What the exercise asks:
Should a line in the entries below contain "this", return that line.

Exercise data:
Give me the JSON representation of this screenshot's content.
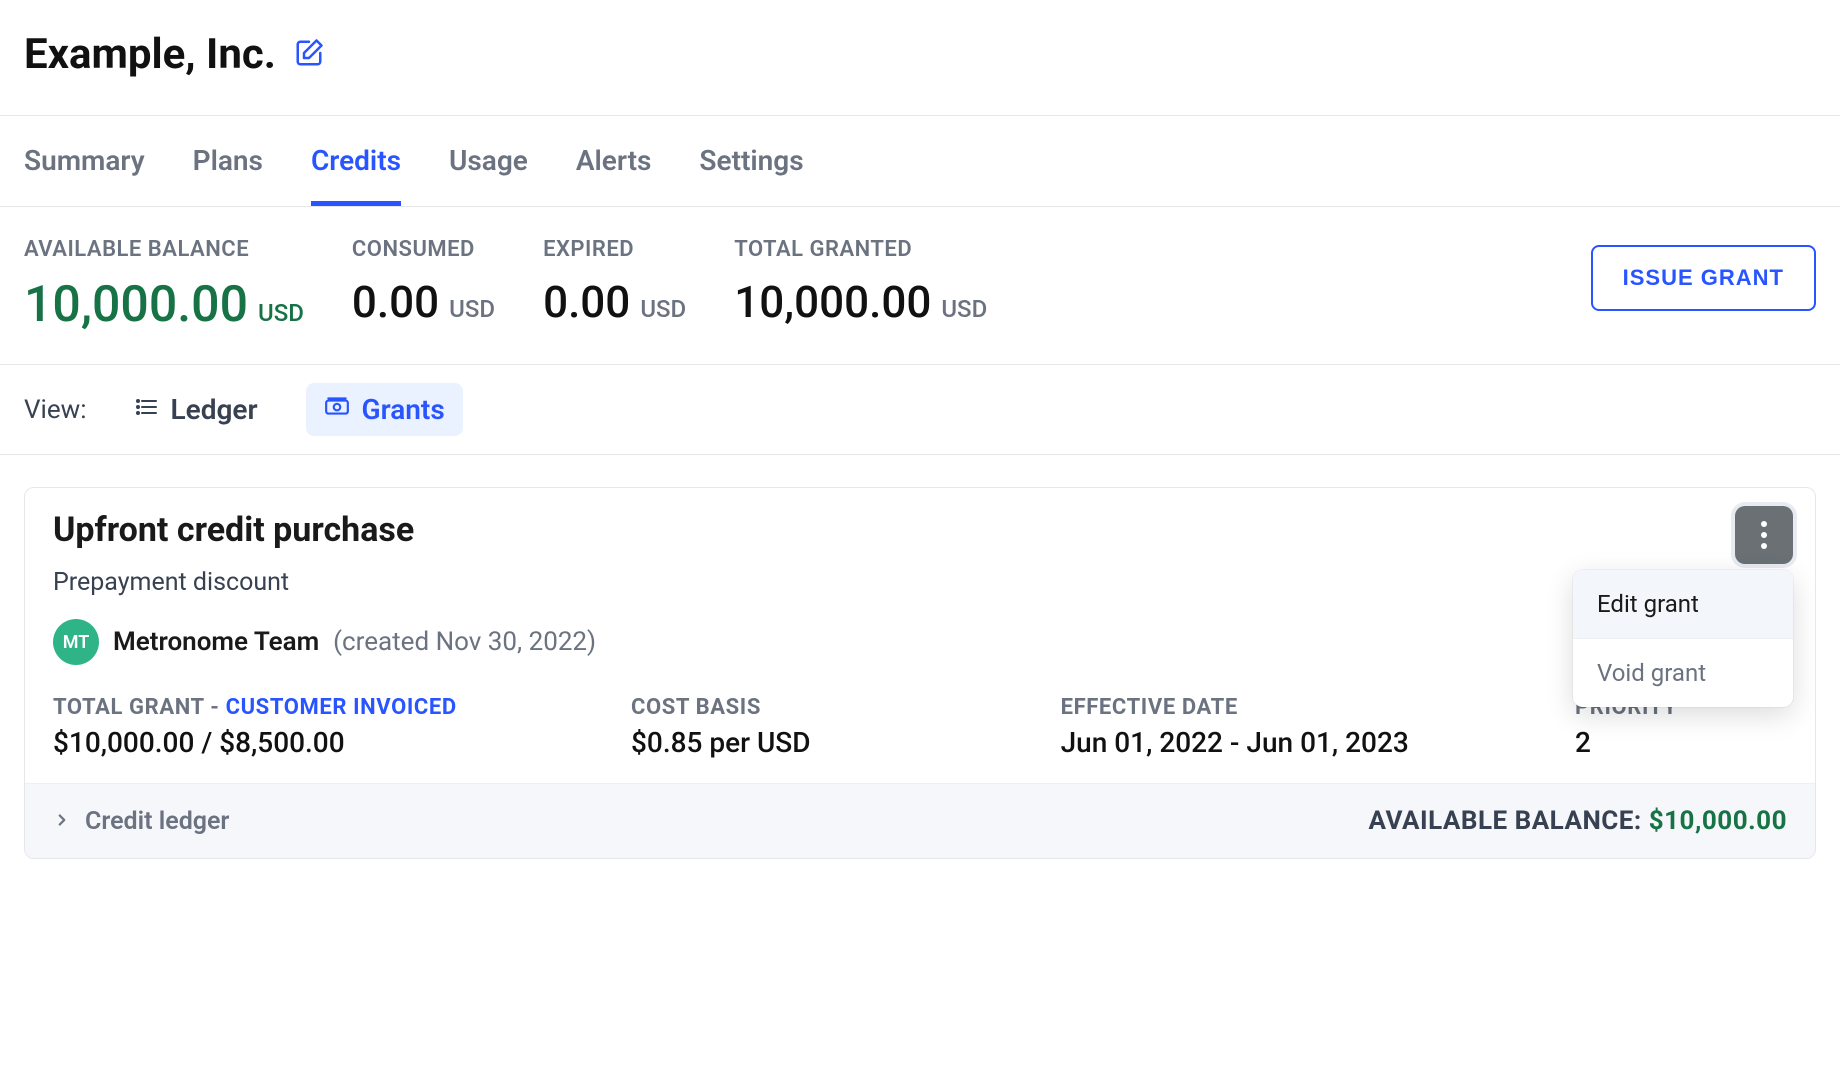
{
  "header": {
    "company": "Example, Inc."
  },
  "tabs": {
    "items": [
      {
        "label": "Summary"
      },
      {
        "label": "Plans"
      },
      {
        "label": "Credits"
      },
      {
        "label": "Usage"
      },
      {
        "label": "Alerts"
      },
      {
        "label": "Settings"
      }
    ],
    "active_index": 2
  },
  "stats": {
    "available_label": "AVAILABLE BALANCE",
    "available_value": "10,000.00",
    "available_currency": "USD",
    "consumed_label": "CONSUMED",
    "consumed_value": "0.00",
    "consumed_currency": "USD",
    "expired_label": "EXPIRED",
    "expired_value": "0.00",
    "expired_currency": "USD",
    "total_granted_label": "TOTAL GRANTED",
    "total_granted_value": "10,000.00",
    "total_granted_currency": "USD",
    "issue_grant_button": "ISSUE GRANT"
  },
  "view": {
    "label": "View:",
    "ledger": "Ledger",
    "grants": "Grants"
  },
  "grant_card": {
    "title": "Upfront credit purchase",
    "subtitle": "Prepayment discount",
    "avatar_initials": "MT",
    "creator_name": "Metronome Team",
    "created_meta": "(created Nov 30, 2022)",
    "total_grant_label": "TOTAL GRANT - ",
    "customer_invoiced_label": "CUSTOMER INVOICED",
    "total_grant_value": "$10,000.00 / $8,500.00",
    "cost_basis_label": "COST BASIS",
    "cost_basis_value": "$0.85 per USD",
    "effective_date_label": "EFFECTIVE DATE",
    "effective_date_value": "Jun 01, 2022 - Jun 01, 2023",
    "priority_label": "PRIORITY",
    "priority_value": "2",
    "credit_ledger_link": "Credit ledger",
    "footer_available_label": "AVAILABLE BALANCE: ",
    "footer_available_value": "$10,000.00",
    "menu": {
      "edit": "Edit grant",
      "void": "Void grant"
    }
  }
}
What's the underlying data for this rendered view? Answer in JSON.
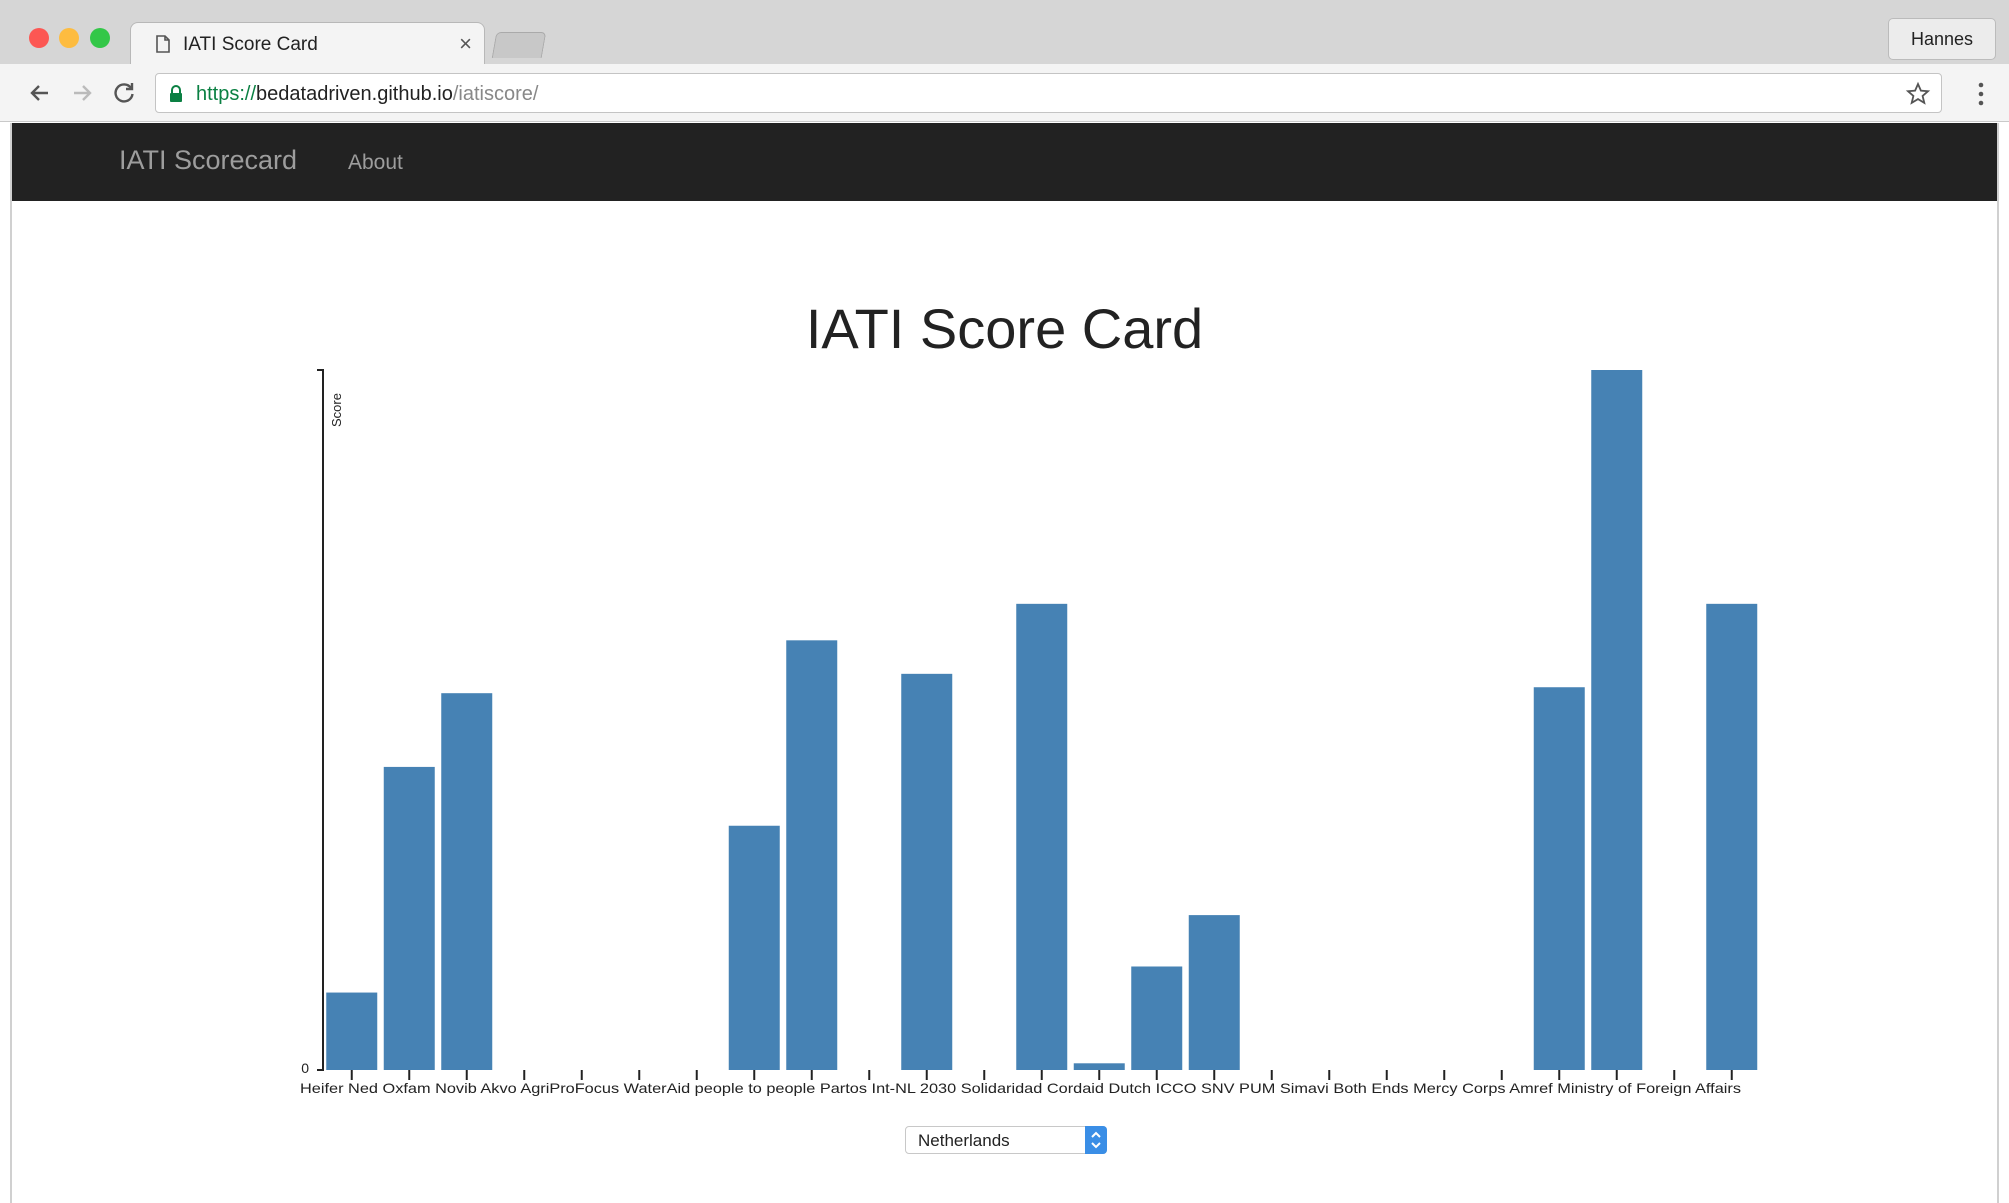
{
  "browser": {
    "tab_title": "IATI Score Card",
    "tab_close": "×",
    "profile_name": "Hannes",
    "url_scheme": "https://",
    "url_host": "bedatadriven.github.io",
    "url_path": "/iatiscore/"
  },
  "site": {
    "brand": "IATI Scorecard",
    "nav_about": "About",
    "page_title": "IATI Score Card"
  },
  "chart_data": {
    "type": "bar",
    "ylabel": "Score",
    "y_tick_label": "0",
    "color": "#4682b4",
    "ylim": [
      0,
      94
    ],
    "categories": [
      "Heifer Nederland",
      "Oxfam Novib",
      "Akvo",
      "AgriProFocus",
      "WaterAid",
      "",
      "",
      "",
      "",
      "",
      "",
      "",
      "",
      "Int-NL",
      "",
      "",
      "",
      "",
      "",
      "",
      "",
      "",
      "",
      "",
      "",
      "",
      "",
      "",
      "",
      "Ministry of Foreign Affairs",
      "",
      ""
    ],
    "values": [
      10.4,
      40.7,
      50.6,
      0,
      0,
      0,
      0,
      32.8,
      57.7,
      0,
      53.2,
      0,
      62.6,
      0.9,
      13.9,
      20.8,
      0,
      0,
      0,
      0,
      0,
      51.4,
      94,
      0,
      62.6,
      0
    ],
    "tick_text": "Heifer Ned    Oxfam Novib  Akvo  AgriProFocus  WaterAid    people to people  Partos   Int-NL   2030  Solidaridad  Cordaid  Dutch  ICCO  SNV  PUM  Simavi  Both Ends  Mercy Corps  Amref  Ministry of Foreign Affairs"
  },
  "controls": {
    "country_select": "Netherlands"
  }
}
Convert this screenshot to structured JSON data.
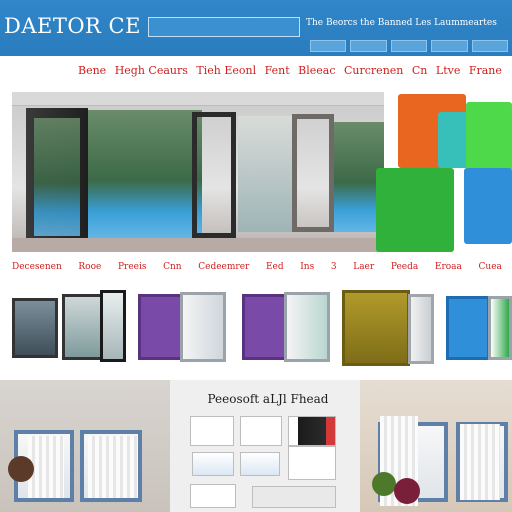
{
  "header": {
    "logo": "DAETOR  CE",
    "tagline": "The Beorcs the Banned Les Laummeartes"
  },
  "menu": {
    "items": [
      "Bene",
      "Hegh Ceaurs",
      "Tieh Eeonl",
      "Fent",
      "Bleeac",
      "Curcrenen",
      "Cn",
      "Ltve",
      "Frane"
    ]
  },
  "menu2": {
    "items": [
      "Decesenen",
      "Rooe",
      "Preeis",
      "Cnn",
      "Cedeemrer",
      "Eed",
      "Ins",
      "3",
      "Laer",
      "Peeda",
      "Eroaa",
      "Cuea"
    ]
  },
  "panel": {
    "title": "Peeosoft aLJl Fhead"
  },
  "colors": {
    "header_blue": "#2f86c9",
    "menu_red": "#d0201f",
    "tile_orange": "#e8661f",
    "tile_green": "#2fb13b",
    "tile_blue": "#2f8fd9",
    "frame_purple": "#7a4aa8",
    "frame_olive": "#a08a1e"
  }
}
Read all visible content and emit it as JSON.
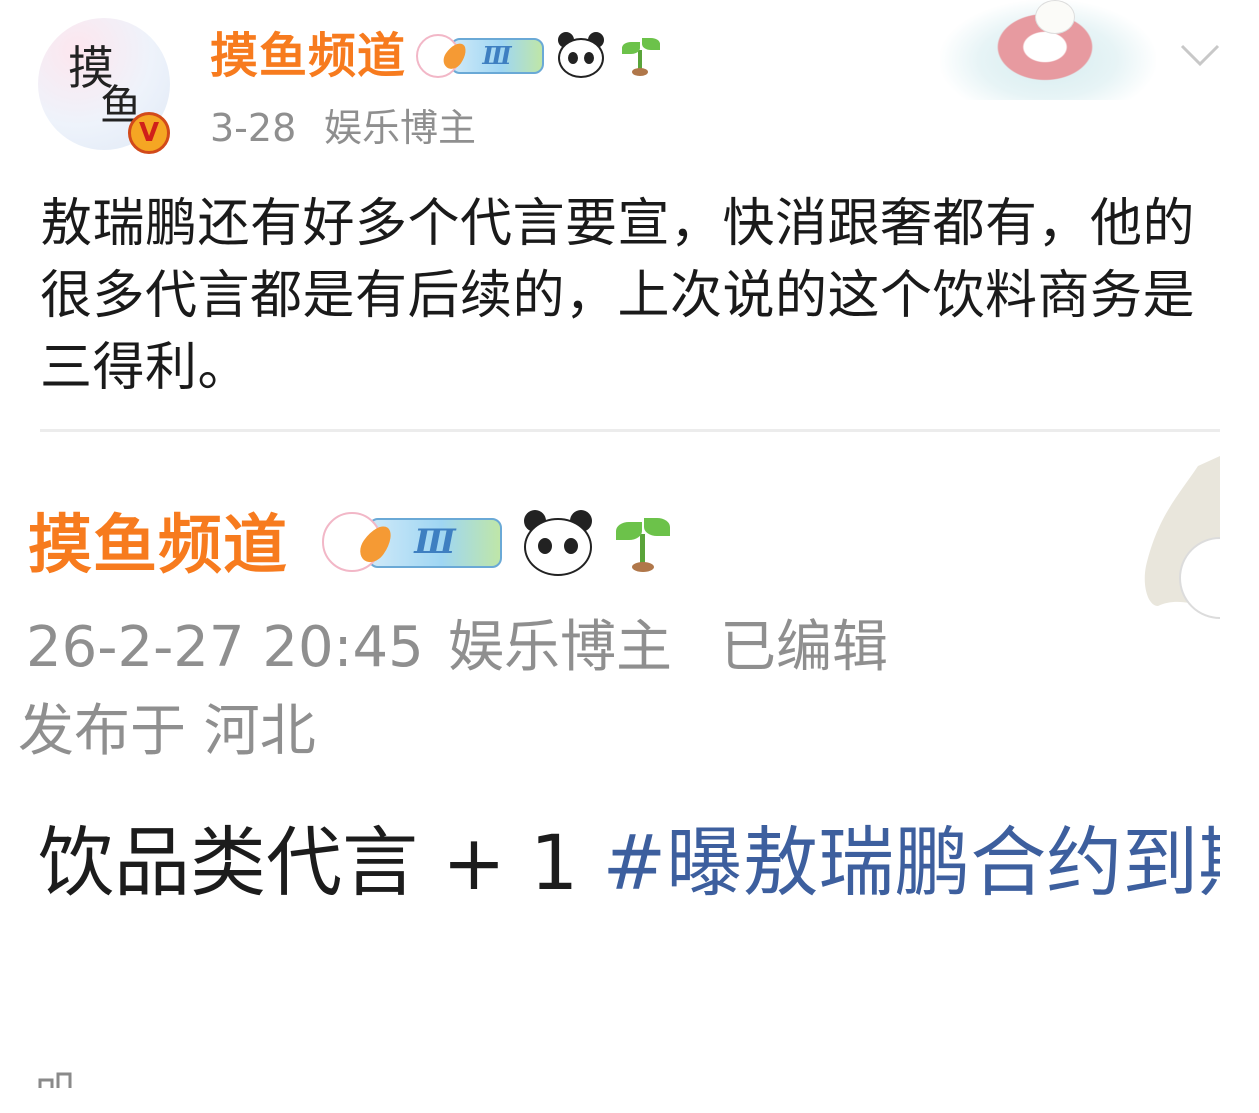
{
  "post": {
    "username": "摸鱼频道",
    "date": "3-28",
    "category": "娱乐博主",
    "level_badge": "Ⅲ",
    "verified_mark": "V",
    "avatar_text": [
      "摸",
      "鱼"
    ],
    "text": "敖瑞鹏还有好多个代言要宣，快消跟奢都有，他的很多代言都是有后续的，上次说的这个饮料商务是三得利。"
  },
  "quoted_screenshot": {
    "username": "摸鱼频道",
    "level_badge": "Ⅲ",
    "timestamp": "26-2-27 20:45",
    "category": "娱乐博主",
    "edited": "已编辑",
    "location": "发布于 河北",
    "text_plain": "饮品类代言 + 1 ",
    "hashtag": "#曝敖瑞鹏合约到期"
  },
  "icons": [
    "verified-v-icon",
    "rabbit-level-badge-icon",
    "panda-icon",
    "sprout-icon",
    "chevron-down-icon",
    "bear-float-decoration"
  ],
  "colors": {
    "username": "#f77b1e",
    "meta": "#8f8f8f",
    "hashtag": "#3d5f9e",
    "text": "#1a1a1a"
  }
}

Written answer:
Give me the JSON representation of this screenshot's content.
What's the underlying data for this rendered view? Answer in JSON.
Convert this screenshot to structured JSON data.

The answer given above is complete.